Your objective>
Please copy every line from the following entries in which the word "VRayMtl" appears.
[Given records Boundary: Start]
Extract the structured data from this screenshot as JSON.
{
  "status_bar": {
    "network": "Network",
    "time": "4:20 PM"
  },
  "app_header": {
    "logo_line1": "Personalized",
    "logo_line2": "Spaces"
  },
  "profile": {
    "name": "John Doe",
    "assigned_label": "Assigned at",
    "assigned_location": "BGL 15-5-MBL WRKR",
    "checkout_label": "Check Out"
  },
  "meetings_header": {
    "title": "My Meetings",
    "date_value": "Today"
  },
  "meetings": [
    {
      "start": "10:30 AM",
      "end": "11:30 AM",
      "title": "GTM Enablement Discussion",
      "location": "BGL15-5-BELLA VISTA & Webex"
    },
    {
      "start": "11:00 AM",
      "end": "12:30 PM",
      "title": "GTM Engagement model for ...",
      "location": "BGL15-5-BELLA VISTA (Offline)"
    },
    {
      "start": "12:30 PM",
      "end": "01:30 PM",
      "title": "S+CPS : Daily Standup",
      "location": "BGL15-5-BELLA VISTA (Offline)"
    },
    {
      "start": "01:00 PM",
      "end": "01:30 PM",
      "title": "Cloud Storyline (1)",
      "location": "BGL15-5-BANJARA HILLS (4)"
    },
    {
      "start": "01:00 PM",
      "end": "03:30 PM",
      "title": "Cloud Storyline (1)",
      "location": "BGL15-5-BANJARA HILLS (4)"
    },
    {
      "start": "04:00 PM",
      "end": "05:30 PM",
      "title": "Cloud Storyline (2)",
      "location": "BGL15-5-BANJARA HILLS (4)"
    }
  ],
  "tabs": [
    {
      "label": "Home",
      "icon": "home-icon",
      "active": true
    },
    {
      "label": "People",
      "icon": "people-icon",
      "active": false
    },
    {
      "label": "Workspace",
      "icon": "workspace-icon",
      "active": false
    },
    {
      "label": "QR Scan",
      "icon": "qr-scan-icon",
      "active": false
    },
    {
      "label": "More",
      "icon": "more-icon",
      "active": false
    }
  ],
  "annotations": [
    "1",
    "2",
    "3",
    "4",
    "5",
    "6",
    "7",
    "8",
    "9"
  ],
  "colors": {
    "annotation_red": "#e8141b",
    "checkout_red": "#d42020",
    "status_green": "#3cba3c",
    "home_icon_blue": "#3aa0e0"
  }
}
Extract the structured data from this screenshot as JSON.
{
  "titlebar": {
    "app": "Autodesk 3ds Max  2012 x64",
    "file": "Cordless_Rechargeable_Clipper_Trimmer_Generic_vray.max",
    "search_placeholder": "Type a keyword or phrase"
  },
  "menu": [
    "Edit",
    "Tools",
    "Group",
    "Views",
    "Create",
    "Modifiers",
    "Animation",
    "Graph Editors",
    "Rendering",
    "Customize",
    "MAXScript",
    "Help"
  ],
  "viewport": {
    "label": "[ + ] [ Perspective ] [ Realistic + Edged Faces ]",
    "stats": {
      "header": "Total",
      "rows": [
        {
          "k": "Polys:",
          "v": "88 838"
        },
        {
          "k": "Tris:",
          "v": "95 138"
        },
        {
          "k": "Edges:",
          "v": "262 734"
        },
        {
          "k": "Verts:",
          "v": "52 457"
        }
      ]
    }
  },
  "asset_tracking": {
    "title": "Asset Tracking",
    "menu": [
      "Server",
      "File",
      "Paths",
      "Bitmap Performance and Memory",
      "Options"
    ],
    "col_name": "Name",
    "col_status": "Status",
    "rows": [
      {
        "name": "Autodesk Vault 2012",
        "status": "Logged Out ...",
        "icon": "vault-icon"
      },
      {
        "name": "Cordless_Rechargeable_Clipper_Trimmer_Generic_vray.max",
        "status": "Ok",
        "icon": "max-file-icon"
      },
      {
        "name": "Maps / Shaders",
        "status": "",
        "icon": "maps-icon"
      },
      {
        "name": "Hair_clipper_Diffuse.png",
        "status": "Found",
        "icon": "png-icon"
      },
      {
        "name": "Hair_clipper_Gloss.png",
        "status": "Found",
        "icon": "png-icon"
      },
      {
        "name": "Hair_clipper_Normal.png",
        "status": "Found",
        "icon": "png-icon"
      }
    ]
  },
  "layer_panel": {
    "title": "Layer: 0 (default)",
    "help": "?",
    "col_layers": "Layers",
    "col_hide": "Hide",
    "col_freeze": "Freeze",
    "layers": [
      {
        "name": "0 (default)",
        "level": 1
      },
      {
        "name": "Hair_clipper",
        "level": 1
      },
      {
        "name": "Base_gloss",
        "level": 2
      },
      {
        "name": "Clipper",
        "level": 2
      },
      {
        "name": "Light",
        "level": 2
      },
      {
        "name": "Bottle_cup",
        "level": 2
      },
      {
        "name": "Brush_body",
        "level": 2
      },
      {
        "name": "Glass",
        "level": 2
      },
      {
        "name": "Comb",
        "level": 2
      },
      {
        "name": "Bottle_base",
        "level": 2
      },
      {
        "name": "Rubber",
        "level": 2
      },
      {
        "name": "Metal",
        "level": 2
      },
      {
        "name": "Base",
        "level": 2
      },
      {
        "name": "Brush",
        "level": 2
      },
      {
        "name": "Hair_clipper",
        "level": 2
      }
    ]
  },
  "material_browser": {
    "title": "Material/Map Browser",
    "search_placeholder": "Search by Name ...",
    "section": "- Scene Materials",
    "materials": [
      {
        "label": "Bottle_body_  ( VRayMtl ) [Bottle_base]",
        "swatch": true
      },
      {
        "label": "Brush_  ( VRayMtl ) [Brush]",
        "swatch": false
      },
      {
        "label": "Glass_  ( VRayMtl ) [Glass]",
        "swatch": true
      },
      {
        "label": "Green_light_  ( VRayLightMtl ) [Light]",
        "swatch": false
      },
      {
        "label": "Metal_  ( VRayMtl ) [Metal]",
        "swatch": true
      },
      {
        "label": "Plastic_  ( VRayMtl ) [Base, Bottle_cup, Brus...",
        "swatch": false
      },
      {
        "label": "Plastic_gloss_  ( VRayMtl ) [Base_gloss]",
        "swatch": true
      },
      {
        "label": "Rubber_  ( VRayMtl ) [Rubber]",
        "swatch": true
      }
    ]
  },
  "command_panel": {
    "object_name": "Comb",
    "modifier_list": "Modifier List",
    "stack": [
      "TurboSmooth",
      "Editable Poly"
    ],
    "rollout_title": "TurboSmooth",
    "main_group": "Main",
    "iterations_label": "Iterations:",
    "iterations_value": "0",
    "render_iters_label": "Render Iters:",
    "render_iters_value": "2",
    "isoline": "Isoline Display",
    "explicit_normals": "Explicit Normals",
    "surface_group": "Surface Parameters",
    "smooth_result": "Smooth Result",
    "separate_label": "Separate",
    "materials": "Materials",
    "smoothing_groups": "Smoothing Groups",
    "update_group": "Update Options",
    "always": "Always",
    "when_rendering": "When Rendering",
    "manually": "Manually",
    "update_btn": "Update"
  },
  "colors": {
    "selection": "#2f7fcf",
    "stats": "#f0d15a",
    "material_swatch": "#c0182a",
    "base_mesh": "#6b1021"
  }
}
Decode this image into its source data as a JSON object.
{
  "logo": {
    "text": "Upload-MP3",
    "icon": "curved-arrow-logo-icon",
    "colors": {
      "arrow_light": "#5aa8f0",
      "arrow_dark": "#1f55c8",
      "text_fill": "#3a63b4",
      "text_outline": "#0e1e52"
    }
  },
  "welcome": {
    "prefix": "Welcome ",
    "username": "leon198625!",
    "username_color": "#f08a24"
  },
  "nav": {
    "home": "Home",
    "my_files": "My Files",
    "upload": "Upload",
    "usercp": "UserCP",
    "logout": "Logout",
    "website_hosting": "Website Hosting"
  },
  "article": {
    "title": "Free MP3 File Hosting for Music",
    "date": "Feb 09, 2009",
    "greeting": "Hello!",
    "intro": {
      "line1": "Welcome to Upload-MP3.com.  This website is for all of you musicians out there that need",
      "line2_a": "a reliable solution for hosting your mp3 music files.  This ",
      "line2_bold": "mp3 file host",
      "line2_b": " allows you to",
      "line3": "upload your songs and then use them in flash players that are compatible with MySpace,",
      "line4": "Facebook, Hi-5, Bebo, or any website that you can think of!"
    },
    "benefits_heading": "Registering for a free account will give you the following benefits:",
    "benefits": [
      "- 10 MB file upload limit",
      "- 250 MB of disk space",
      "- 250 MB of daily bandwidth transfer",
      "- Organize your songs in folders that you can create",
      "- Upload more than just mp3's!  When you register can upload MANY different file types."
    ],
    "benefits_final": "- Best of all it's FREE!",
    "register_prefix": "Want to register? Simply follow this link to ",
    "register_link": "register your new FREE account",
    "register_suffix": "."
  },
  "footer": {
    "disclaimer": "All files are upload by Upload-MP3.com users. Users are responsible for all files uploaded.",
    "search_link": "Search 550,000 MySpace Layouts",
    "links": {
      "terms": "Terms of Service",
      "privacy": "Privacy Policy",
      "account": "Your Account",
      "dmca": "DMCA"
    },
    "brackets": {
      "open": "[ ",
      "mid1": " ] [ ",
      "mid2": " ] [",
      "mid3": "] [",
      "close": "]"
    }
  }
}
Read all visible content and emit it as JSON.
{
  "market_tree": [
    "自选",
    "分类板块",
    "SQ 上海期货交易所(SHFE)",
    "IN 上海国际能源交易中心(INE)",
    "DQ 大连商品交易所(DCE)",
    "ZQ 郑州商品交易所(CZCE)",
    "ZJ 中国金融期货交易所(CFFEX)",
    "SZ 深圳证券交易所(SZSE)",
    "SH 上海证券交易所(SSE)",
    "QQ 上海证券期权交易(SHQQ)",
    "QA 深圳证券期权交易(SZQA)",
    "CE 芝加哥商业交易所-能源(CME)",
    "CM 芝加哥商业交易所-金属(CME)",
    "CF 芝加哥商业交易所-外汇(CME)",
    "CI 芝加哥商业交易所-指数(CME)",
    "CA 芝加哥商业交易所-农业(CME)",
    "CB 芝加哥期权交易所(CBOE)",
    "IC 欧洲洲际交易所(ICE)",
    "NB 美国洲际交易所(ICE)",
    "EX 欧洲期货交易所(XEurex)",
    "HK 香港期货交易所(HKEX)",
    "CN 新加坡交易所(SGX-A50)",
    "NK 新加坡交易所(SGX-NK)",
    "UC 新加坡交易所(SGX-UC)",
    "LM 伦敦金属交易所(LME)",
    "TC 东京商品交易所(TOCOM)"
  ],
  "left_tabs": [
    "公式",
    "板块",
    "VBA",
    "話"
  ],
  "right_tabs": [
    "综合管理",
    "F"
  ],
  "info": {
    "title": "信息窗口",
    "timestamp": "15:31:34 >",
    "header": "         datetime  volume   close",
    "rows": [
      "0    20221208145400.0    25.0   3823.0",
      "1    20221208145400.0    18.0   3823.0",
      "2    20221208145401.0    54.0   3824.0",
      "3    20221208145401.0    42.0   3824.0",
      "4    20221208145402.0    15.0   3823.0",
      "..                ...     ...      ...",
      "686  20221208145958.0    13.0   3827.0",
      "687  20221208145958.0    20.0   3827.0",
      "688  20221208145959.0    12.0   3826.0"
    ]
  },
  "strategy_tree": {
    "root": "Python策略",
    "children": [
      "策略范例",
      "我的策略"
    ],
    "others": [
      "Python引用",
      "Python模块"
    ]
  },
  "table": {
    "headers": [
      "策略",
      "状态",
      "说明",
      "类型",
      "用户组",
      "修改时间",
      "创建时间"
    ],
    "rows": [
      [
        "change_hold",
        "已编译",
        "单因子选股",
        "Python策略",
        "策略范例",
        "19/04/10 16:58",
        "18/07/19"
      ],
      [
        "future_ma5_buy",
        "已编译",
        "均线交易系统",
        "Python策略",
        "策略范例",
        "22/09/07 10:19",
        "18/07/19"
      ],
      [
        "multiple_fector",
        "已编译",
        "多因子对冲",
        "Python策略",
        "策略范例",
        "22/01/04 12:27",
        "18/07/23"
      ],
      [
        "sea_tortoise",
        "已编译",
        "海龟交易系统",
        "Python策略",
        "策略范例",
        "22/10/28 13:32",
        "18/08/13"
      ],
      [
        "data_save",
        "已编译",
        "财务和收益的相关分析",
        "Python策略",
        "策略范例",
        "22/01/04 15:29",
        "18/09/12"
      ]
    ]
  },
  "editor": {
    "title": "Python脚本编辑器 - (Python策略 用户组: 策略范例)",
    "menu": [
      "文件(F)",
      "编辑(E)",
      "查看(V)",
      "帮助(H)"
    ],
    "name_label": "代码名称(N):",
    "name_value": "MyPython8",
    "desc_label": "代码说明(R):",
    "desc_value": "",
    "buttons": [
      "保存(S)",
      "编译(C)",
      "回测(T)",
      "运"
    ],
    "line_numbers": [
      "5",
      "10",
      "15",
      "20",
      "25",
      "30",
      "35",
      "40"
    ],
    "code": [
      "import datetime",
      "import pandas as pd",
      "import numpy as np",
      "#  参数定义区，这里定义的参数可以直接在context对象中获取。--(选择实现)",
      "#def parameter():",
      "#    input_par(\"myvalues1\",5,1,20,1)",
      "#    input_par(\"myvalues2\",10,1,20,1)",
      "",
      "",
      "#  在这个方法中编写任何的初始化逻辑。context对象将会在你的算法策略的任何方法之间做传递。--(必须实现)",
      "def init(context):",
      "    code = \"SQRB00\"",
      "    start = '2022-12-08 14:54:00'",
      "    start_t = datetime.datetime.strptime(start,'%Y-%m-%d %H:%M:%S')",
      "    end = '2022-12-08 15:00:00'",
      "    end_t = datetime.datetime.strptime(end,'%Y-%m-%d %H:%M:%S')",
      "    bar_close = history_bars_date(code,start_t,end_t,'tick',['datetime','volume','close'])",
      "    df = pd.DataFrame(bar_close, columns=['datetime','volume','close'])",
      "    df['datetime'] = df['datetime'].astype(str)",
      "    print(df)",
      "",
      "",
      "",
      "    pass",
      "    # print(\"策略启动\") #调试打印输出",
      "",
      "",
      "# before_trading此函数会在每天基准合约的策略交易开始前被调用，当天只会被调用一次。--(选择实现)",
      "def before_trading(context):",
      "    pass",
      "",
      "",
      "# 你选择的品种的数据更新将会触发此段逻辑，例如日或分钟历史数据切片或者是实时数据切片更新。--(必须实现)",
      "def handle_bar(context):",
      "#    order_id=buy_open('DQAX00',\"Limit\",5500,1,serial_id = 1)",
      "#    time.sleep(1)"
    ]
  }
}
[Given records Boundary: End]
Answer box>
        "label": "Bottle_body_  ( VRayMtl ) [Bottle_base]",
        "label": "Brush_  ( VRayMtl ) [Brush]",
        "label": "Glass_  ( VRayMtl ) [Glass]",
        "label": "Metal_  ( VRayMtl ) [Metal]",
        "label": "Plastic_  ( VRayMtl ) [Base, Bottle_cup, Brus...",
        "label": "Plastic_gloss_  ( VRayMtl ) [Base_gloss]",
        "label": "Rubber_  ( VRayMtl ) [Rubber]",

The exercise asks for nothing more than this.